Andrew Cunanan was considered a violent, narcissistic psychopath who shot Versace from deep-seated envy. The fashion designer was a friendly presence on the streets of Miami, so Cunanan was able to easily stalk Versace and gun him down on the steps of his mansion, across the street from a strip of popular public beach. Versace, who was mourned worldwide, died less than an hour later.
Cunanan’s crimes were documented in a limited series, “American Crime Story: The Assassination of Gianni Versace.” The FBI files trace Cunanan’s life from his school days (p. 27-28) until the day he committed suicide as authorities closed in.
In 2010, ten Russian spies were arrested in the U.S. -- a reminder that agents on U.S. soil are still here, despite the Cold War ending decades ago. The surveillance of Russian Foreign Intelligence Service (SVR) operatives, “Operation Ghost Stories,” continued for more than 10 years. The FBI has released dozens of photos, video, and documents under a Freedom of Information Act request.
“The Russian government spent significant funds and many years training and deploying these operatives,” said one CIA officer who worked this case. “No government does that without expecting a return on its investment.”
The FBI and CIA kept tabs on deep-cover operatives as they made themselves at home in the U.S. (often with stolen identities). They got married, settled into communities, and raised their kids while blending into American society.
The Shooting of Congresswoman Gabby Giffords, Tucson, Arizona
On a cold day in southern Arizona, a popular Congresswoman was shot outside a Safeway store. Gabrielle Giffords was holding a Meet and Greet event on January 8, 2011, when Jared Loughner exited the Safeway, located Giffords, and fired point-blank range at her head.
The fast action of intern Daniel Gonzales saved Gifford’s life, as he learned in high school to get her into an upright position, stemming blood loss. Daniel stayed by the Congresswoman’s side until help arrived and rode with her in the ambulance.

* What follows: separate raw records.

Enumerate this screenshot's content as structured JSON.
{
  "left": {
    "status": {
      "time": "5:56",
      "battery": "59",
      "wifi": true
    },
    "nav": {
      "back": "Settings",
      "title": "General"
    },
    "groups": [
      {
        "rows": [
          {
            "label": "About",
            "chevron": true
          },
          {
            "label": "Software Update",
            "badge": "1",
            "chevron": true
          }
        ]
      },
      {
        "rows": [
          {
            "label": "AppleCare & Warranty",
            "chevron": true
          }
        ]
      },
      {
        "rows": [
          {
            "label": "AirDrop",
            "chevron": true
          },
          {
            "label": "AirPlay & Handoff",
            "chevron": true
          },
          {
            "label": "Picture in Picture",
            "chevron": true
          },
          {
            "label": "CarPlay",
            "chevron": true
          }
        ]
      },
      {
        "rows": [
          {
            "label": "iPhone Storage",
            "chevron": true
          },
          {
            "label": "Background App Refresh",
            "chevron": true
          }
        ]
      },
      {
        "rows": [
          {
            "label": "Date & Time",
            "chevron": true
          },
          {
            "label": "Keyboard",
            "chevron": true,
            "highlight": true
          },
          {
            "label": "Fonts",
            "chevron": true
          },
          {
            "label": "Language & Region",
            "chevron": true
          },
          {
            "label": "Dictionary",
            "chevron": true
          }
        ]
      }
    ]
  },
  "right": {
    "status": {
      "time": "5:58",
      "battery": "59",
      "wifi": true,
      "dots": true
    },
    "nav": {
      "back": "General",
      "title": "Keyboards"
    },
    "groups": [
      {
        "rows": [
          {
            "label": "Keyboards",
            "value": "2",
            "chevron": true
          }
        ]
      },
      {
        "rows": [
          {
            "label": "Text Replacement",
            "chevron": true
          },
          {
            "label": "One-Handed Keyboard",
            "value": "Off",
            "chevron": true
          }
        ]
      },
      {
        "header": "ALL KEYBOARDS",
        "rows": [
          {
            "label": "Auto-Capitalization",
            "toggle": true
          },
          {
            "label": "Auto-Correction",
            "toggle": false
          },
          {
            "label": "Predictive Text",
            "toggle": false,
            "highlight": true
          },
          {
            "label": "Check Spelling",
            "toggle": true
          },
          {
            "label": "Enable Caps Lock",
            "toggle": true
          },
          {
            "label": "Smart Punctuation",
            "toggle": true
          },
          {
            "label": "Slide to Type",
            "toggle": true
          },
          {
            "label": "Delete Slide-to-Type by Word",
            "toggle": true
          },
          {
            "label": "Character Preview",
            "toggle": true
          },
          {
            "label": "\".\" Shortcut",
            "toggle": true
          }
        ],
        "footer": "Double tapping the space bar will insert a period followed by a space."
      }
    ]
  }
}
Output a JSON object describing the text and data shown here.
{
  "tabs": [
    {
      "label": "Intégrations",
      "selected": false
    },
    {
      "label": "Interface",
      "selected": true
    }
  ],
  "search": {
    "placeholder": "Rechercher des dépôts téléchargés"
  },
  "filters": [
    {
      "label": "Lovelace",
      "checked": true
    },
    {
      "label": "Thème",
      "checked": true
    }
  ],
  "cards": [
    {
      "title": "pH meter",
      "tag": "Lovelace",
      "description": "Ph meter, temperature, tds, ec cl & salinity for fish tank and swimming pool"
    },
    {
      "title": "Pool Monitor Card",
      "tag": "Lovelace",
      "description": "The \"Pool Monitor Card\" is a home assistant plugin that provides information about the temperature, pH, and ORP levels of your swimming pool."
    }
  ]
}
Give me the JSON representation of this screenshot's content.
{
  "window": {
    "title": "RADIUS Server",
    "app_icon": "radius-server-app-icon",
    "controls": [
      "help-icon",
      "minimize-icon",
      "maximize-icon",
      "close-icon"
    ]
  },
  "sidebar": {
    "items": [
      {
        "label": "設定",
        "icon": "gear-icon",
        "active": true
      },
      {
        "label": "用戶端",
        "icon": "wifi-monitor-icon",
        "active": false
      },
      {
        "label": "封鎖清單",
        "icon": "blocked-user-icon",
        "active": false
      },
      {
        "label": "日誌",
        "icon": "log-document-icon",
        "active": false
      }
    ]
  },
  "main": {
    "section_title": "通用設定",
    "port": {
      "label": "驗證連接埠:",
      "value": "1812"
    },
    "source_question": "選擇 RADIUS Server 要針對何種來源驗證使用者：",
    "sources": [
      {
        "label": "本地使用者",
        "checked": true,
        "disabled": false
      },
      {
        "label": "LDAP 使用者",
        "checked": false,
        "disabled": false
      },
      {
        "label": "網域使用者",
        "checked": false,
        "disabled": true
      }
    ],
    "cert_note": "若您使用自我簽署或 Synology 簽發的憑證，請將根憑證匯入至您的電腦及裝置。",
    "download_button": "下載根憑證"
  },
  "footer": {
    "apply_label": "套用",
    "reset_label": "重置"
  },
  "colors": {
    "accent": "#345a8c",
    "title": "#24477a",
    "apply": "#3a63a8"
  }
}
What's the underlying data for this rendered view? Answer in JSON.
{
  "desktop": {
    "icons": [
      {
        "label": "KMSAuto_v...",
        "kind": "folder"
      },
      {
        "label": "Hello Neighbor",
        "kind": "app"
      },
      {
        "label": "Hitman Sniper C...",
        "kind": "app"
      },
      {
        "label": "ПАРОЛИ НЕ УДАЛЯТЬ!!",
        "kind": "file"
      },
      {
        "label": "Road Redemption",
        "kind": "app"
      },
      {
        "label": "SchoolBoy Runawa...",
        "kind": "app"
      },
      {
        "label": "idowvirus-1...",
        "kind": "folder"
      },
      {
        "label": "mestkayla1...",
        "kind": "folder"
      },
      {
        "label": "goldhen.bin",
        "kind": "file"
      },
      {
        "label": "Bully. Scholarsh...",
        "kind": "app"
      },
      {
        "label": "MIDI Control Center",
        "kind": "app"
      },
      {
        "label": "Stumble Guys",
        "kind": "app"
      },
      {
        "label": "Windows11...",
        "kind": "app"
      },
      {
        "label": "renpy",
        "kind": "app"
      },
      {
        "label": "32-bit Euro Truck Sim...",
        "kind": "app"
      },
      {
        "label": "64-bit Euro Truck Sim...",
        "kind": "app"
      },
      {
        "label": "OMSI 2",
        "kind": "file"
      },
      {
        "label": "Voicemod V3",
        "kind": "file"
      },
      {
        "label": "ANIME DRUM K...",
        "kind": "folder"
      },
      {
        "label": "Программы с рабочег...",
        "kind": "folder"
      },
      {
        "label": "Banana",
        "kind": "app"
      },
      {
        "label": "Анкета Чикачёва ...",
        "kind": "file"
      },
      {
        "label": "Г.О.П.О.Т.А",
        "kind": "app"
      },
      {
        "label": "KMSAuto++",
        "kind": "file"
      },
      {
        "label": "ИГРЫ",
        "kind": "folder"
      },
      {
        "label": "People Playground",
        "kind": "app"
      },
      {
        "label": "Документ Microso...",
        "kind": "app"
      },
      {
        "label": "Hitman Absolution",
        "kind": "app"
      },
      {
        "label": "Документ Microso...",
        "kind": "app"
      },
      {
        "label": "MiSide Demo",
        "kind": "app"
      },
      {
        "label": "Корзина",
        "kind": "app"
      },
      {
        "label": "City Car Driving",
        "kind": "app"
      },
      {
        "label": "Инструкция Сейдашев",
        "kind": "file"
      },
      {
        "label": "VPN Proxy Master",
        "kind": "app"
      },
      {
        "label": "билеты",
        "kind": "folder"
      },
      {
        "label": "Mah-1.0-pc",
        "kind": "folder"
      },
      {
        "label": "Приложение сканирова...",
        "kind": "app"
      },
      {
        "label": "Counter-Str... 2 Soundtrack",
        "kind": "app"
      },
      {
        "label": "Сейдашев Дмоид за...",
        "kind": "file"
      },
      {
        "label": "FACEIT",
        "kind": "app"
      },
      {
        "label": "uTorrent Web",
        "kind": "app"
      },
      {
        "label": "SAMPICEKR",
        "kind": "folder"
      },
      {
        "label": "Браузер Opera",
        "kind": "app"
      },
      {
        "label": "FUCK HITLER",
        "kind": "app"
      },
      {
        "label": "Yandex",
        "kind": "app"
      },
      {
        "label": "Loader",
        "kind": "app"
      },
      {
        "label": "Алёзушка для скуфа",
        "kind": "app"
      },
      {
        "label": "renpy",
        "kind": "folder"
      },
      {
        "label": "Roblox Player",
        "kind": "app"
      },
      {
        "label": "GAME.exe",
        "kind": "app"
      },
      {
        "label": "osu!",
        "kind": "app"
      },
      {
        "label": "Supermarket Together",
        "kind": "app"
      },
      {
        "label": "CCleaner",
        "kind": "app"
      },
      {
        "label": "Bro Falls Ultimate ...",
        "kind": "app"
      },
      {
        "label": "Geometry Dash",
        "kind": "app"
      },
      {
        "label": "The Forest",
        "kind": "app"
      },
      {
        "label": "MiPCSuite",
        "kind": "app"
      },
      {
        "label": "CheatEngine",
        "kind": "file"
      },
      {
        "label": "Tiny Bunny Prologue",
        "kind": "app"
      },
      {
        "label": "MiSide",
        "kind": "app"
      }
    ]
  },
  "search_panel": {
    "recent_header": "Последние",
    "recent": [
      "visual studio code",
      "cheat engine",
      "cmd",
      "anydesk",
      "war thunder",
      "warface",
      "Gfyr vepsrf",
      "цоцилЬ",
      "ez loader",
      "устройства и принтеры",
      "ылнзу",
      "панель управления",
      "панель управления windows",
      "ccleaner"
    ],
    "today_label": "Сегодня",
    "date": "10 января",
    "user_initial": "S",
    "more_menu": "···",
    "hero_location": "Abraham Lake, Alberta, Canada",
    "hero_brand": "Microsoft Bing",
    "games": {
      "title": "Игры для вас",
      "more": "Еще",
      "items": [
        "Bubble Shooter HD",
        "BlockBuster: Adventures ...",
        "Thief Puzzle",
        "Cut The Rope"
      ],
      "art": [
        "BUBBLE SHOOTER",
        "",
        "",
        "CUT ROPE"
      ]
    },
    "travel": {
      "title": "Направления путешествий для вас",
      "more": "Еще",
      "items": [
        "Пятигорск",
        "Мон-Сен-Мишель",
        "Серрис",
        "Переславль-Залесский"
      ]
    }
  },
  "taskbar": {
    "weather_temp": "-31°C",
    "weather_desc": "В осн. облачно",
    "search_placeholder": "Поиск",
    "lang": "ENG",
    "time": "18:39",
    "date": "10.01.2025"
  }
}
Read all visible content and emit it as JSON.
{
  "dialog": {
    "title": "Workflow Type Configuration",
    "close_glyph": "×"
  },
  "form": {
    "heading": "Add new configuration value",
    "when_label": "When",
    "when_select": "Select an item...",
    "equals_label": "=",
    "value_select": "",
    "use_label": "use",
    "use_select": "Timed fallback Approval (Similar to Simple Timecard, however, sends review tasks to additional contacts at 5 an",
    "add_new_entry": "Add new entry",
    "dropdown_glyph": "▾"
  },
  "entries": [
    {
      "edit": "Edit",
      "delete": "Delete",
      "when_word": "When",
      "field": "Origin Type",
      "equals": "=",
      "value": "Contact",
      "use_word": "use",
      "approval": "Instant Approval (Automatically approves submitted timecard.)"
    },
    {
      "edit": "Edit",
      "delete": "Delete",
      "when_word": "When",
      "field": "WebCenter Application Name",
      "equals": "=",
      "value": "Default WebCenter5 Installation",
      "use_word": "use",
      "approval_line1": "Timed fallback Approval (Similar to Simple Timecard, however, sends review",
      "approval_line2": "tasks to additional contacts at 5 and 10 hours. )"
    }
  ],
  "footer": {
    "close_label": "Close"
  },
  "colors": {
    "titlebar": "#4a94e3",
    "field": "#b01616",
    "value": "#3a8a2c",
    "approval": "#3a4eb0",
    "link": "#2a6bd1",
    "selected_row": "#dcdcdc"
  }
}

Giffords and her husband, newly elected Senator Mark Kelley (D-AZ), started the Giffords Law Center to advocate for sensible gun legislation. Redacted FBI documents showed people had tried to report Loughner to the FBI as a threat, prior to Jan. 8th. Loughner is serving multiple life sentences and is currently housed in a medical unit of a federal prison.